What: Intel’s Proactive Health project is seeking creative technology designs and demonstration prototypes in two primary areas: social health monitoring and support (SHMS) and daily routine monitoring and management (DRMM).
- Project Brief: PDF | 0.4 MB
The current goal of Intel’s Proactive Health project is to explore, demonstrate and test a variety of home health technologies aimed at prolonging elders’ independence and enhancing their quality of life. The initial focus of the Proactive Health project is on addressing the needs of elders coping with various stages of cognitive decline. Social researchers working on the Intel Proactive Health project have conducted extensive ethnographic studies of elder households with the goal of developing a deep understanding of the everyday lives of elders and their caregivers. An important design requirement that emerged from those studies was the need to design and develop novel technologies that can be embedded into the everyday routines and household devices used by elders. Engineers working on the Proactive Health project are currently prototyping a number of sensing technologies based on Intel platforms and infrastructure.

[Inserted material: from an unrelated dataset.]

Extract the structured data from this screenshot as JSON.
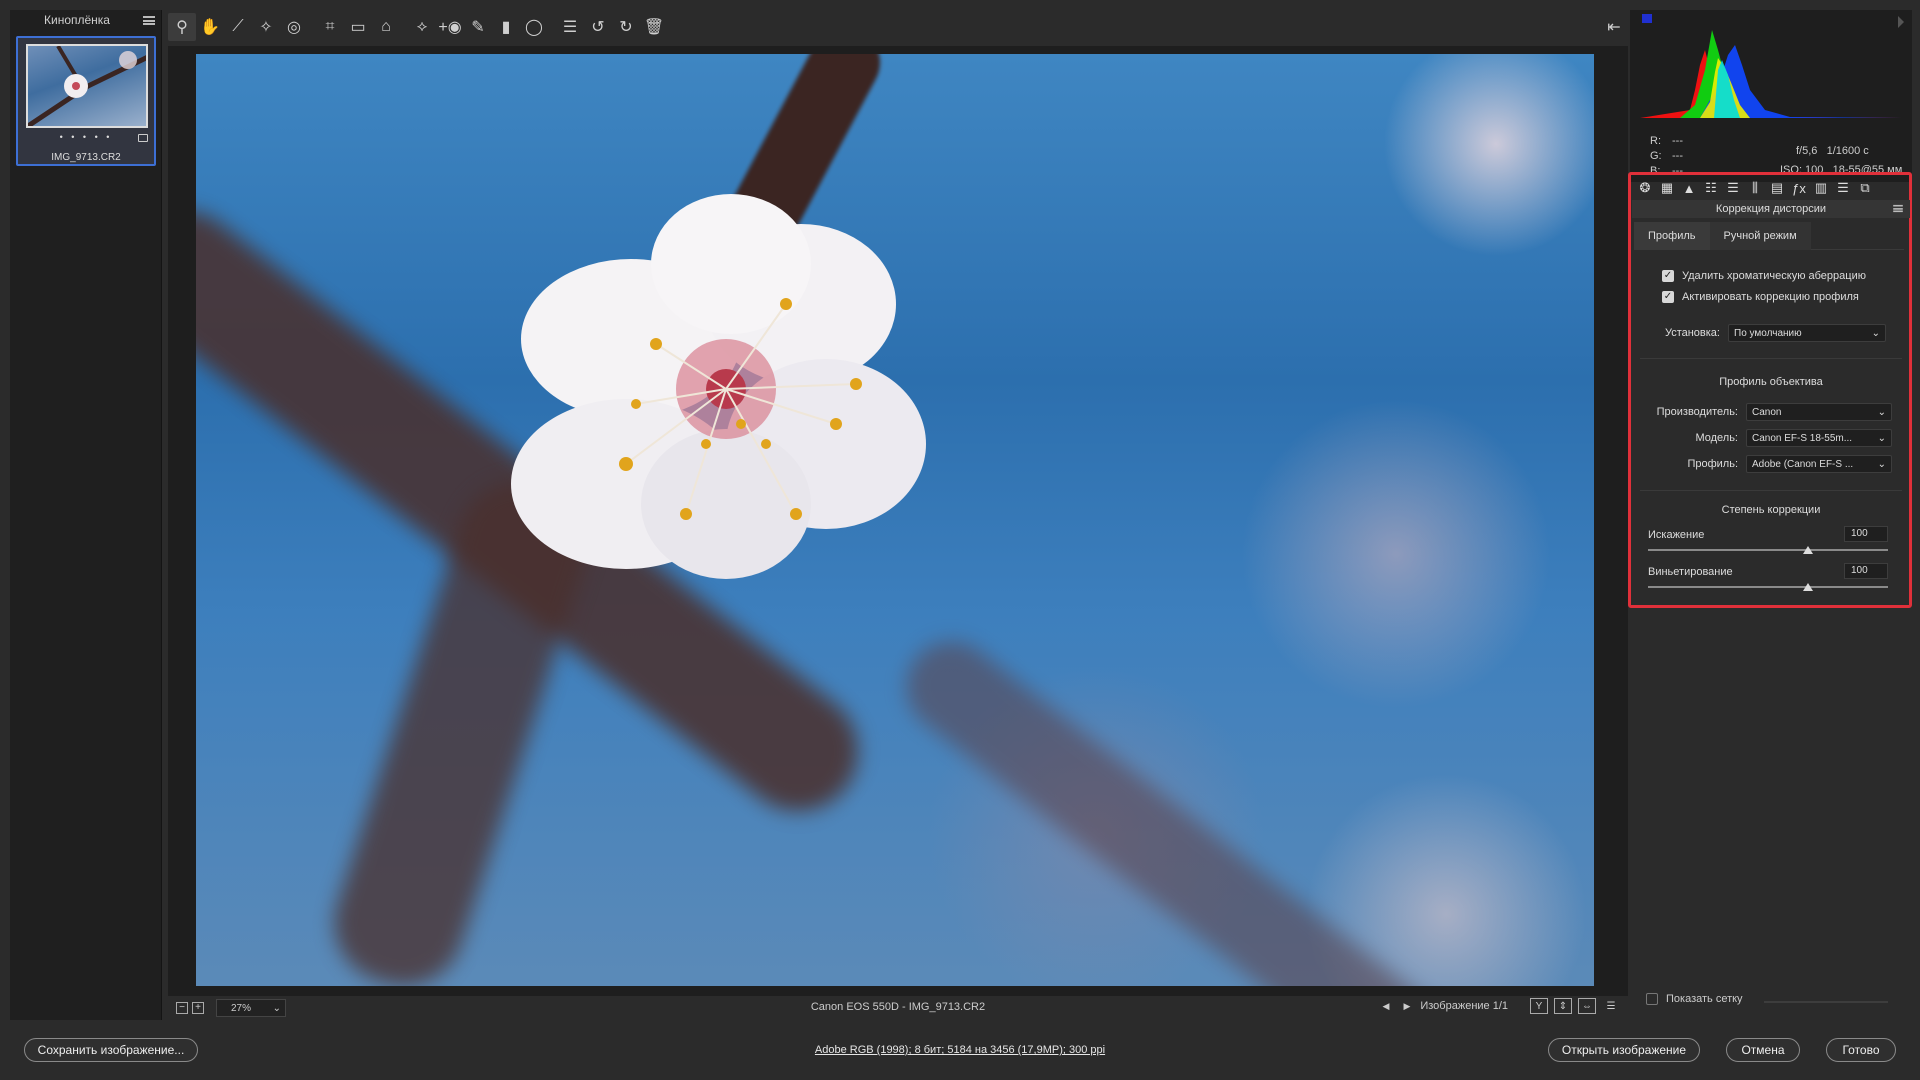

Intel’s Proactive Health project is seeking creative technology designs and demonstration prototypes in two primary areas: social health monitoring and support (SHMS) and daily routine monitoring and management (DRMM).

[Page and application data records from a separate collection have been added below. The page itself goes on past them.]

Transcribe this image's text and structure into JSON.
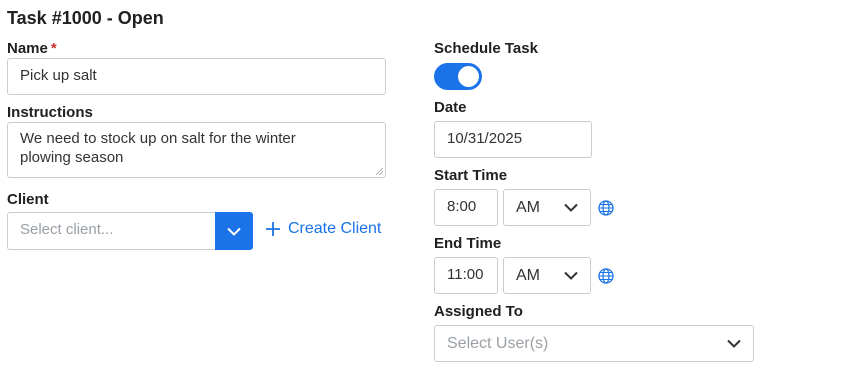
{
  "header": {
    "title": "Task #1000 - Open"
  },
  "name_field": {
    "label": "Name",
    "required_mark": "*",
    "value": "Pick up salt"
  },
  "instructions_field": {
    "label": "Instructions",
    "value": "We need to stock up on salt for the winter plowing season"
  },
  "client_field": {
    "label": "Client",
    "placeholder": "Select client...",
    "create_label": "Create Client"
  },
  "schedule": {
    "label": "Schedule Task",
    "enabled": true
  },
  "date_field": {
    "label": "Date",
    "value": "10/31/2025"
  },
  "start_time": {
    "label": "Start Time",
    "time": "8:00",
    "period": "AM"
  },
  "end_time": {
    "label": "End Time",
    "time": "11:00",
    "period": "AM"
  },
  "assigned_to": {
    "label": "Assigned To",
    "placeholder": "Select User(s)"
  },
  "colors": {
    "accent": "#1a73e8",
    "required": "#d32f2f",
    "border": "#c9ccd1"
  },
  "icons": [
    "chevron-down-icon",
    "plus-icon",
    "globe-icon"
  ]
}
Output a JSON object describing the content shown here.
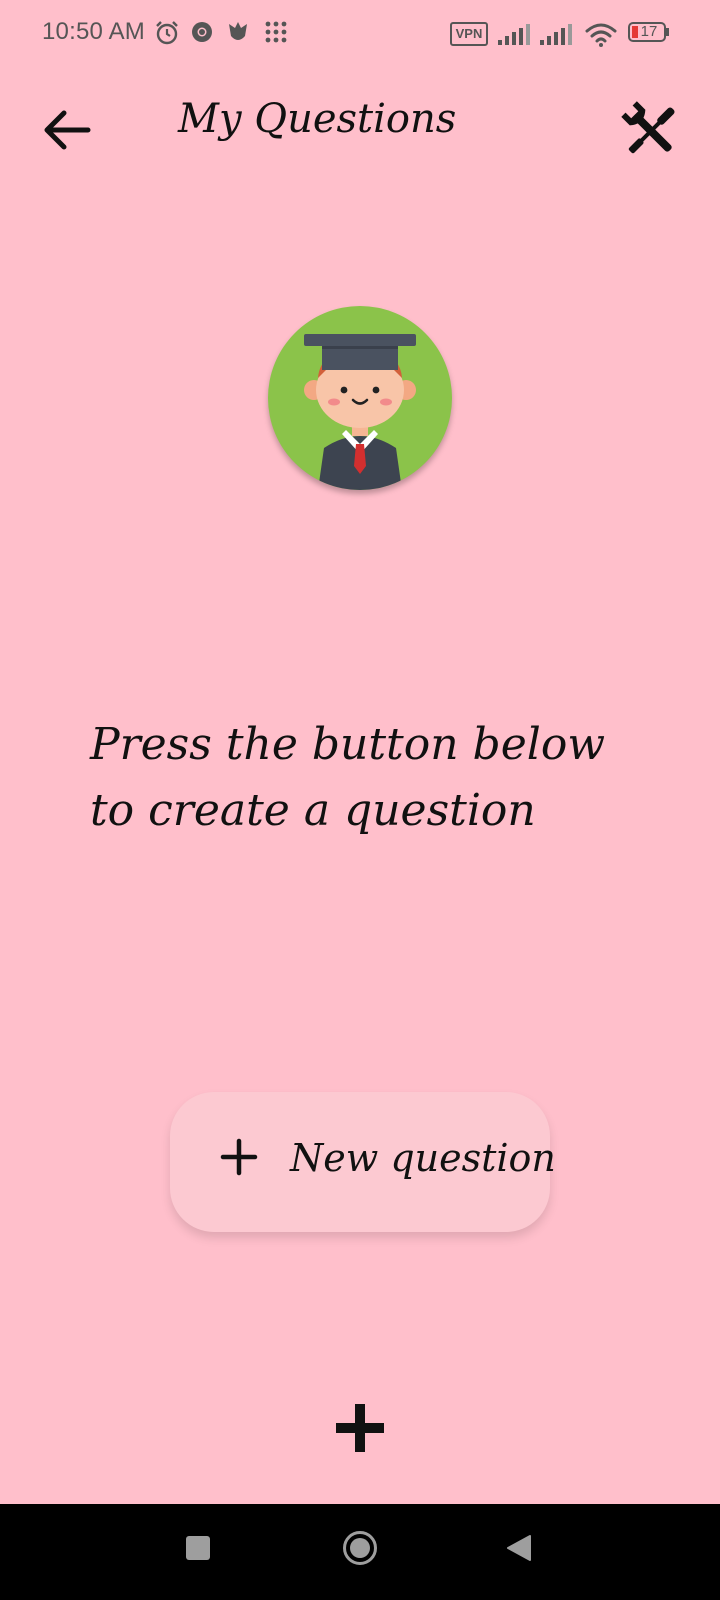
{
  "status_bar": {
    "time": "10:50 AM",
    "vpn": "VPN",
    "battery": "17",
    "icons": [
      "alarm-icon",
      "chrome-icon",
      "tulip-icon",
      "app-grid-icon",
      "signal-icon",
      "signal-icon",
      "wifi-icon",
      "battery-icon"
    ]
  },
  "app_bar": {
    "title": "My Questions",
    "back_icon": "arrow-left-icon",
    "tools_icon": "tools-icon"
  },
  "avatar": {
    "icon": "graduate-avatar-icon",
    "background_color": "#8bc34a"
  },
  "empty_state": {
    "message": "Press the button below to create a question"
  },
  "new_question_button": {
    "icon": "plus-icon",
    "label": "New question"
  },
  "bottom_action": {
    "icon": "plus-bold-icon"
  },
  "nav_bar": {
    "icons": [
      "recents-square-icon",
      "home-circle-icon",
      "back-triangle-icon"
    ]
  },
  "colors": {
    "background": "#ffbfcb",
    "button_background": "#fcc9d1",
    "text": "#111111",
    "nav_background": "#000000"
  }
}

Social Health Monitoring and Support (SHMS)
Social Health Monitoring and Support focuses on detecting, monitoring and facilitating social interaction between elders and other people-what Intel’s Proactive Health team refers to as “social connectedness.” A key technical challenge in this area involves detection of elder interaction (in person, on the phone, or via some other communication technology). Technology solutions that enable SHMS should be designed and developed with the goal of addressing questions such as:

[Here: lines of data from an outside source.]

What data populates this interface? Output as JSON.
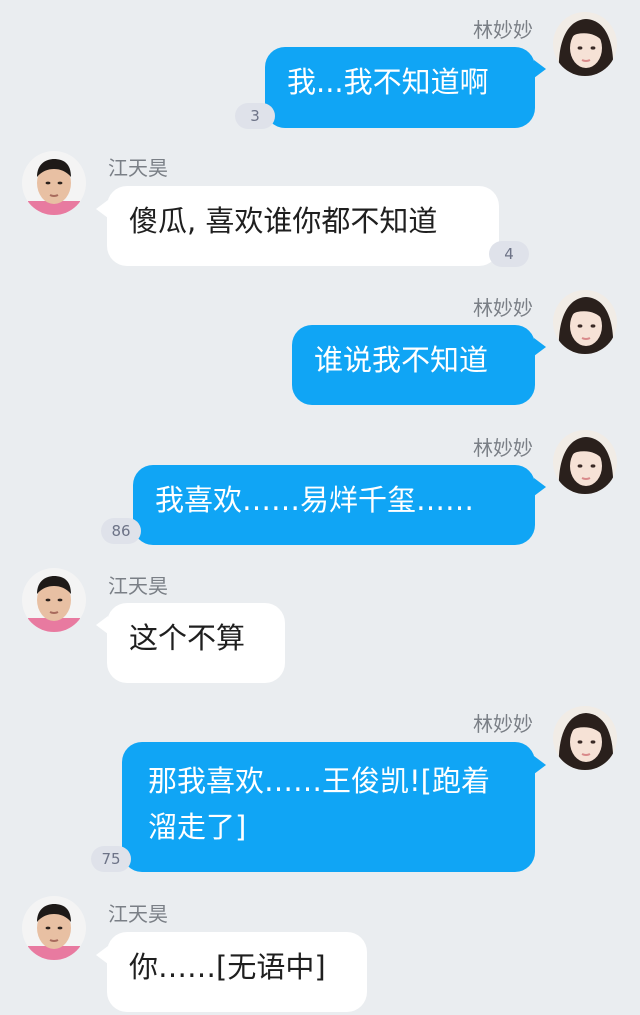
{
  "participants": {
    "female": {
      "name": "林妙妙",
      "avatar_icon": "girl-avatar-icon"
    },
    "male": {
      "name": "江天昊",
      "avatar_icon": "boy-avatar-icon"
    }
  },
  "messages": [
    {
      "sender": "林妙妙",
      "text": "我...我不知道啊",
      "count": "3"
    },
    {
      "sender": "江天昊",
      "text": "傻瓜, 喜欢谁你都不知道",
      "count": "4"
    },
    {
      "sender": "林妙妙",
      "text": "谁说我不知道",
      "count": ""
    },
    {
      "sender": "林妙妙",
      "text": "我喜欢……易烊千玺……",
      "count": "86"
    },
    {
      "sender": "江天昊",
      "text": "这个不算",
      "count": ""
    },
    {
      "sender": "林妙妙",
      "text": "那我喜欢……王俊凯![跑着溜走了]",
      "count": "75"
    },
    {
      "sender": "江天昊",
      "text": "你……[无语中]",
      "count": ""
    }
  ],
  "colors": {
    "background": "#eaedf0",
    "outgoing_bubble": "#10a5f5",
    "incoming_bubble": "#ffffff",
    "badge": "#dfe2ea"
  }
}
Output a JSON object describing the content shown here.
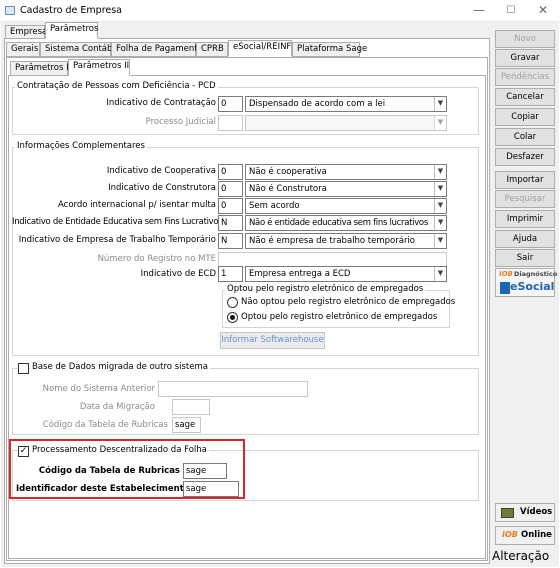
{
  "window": {
    "title": "Cadastro de Empresa"
  },
  "top_tabs": [
    "Empresa",
    "Parâmetros"
  ],
  "sub_tabs": [
    "Gerais",
    "Sistema Contábil",
    "Folha de Pagamento",
    "CPRB",
    "eSocial/REINF",
    "Plataforma Sage"
  ],
  "param_tabs": [
    "Parâmetros I",
    "Parâmetros II"
  ],
  "pcd": {
    "title": "Contratação de Pessoas com Deficiência - PCD",
    "indicativo_label": "Indicativo de Contratação",
    "indicativo_code": "0",
    "indicativo_value": "Dispensado de acordo com a lei",
    "processo_label": "Processo Judicial",
    "processo_code": "",
    "processo_value": ""
  },
  "info": {
    "title": "Informações Complementares",
    "rows": [
      {
        "label": "Indicativo de Cooperativa",
        "code": "0",
        "value": "Não é cooperativa"
      },
      {
        "label": "Indicativo de Construtora",
        "code": "0",
        "value": "Não é Construtora"
      },
      {
        "label": "Acordo internacional p/ isentar multa",
        "code": "0",
        "value": "Sem acordo"
      },
      {
        "label": "Indicativo de Entidade Educativa sem Fins Lucrativos",
        "code": "N",
        "value": "Não é entidade educativa sem fins lucrativos"
      },
      {
        "label": "Indicativo de Empresa de Trabalho Temporário",
        "code": "N",
        "value": "Não é empresa de trabalho temporário"
      }
    ],
    "mte_label": "Número do Registro no MTE",
    "mte_value": "",
    "ecd_label": "Indicativo de ECD",
    "ecd_code": "1",
    "ecd_value": "Empresa entrega a ECD",
    "registro_title": "Optou pelo registro eletrônico de empregados",
    "radio_nao": "Não optou pelo registro eletrônico de empregados",
    "radio_sim": "Optou pelo registro eletrônico de empregados",
    "informar_button": "Informar Softwarehouse"
  },
  "migrada": {
    "title": "Base de Dados migrada de outro sistema",
    "checked": false,
    "sistema_label": "Nome do Sistema Anterior",
    "sistema_value": "",
    "data_label": "Data da Migração",
    "data_value": "",
    "rubricas_label": "Código da Tabela de Rubricas",
    "rubricas_value": "sage"
  },
  "descentralizado": {
    "title": "Processamento Descentralizado da Folha",
    "checked": true,
    "rubricas_label": "Código da Tabela de Rubricas",
    "rubricas_value": "sage",
    "estab_label": "Identificador deste Estabelecimento",
    "estab_value": "sage"
  },
  "side_buttons": [
    {
      "label": "Novo",
      "enabled": false
    },
    {
      "label": "Gravar",
      "enabled": true
    },
    {
      "label": "Pendências",
      "enabled": false
    },
    {
      "label": "Cancelar",
      "enabled": true
    },
    {
      "label": "Copiar",
      "enabled": true
    },
    {
      "label": "Colar",
      "enabled": true
    },
    {
      "label": "Desfazer",
      "enabled": true
    },
    {
      "label": "Importar",
      "enabled": true
    },
    {
      "label": "Pesquisar",
      "enabled": false
    },
    {
      "label": "Imprimir",
      "enabled": true
    },
    {
      "label": "Ajuda",
      "enabled": true
    },
    {
      "label": "Sair",
      "enabled": true
    }
  ],
  "iob_diag": {
    "brand": "IOB",
    "caption": "Diagnóstico",
    "product": "eSocial"
  },
  "videos_label": "Vídeos",
  "online_label": "Online",
  "online_brand": "IOB",
  "status_text": "Alteração",
  "colors": {
    "highlight": "#d9262b",
    "esocial_blue": "#1f64b0",
    "iob_orange": "#f47a20"
  }
}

- What are some ways of enabling a remote caregiver to detect when an elder is interacting with another person?
- What channel of communication is being used during a particular elder interaction (i.e. face-to-face, telephone, etc.)?
- How long did the interaction last?
- What was the interaction about?
- How can certain changes in elder speech patterns be detected that might signal cognitive decline or other problems?
- What are some non-intrusive ways of providing elders with feedback about their level of social connectedness (e.g. through the use of ambient displays)?
One technology approach might involve the use of mote-based wearable sensors that detect certain conversational properties. Imagine for instance a pendant worn by an elder that records the number of minutes he or she spends talking. Another approach might be a brooch worn by an elder that measures the number of gaps between his or her words. Output from such devices could be sent to an application running on a PC that generates certain conversational statistics. These statistics could, in turn, be used to provide a measure of an elder’s social health as well as longer-term changes in speech fluency.
Daily Routine Monitoring and Management (DRMM)
The focus of Daily Routing Monitoring and Management is on monitoring elders’ daily routines and assisting them with their routines on an as-needed basis. Technologies designed for DRMM should address questions such as:
- What are some ways of detecting whether an elder followed or departed from his or her morning ritual?
- What are some means for detecting whether an elder is having a “good” day or a “bad” day?
- What are some ways of sensing when a remote caregiver needs to be alerted?
- What are some ways of distinguishing between urgent and non-urgent information about the elder?
- What are some non-intrusive ways in which non-urgent information about an elder’s day can be shared with a remote caregiver?
- What kinds of informational displays are more appropriate for use in an elder’s home?
- What are some ways of helping an elder get started on their routine or pick up where they left off if they’ve lost their way?
Technology solutions might employ mote-based technologies that place low demands on an elder’s attention and involve minimal learning (e.g. via use of ambient displays). Imagine, for example, a kinetic sculpture that provides an elder with information about how far he or she is from achieving his or her daily exercise goal. Alternatively, imagine a technology that might help the elder detect emergent opportunities to take a walk with a friend. Technologies designed and developed for DRMM should focus on intuitive, unconventional indicators and employ technologies that can be embedded in tangible objects versus technologies that use LEDs and traditional monitor-based displays.
The result presented in May was the system with the two included devices that has been successfully given the properties that the project group aimed for. A few new creative functions have emerged that aim to fulfil and further exceed the user’s expectations.
Looking back on this project, having used this product development methodology in a distributed collaboration with Stanford University and the Royal Institute of Technology, the INTELiCARE members feel they have been successful in creating new solutions that promote the wellbeing of elderly people.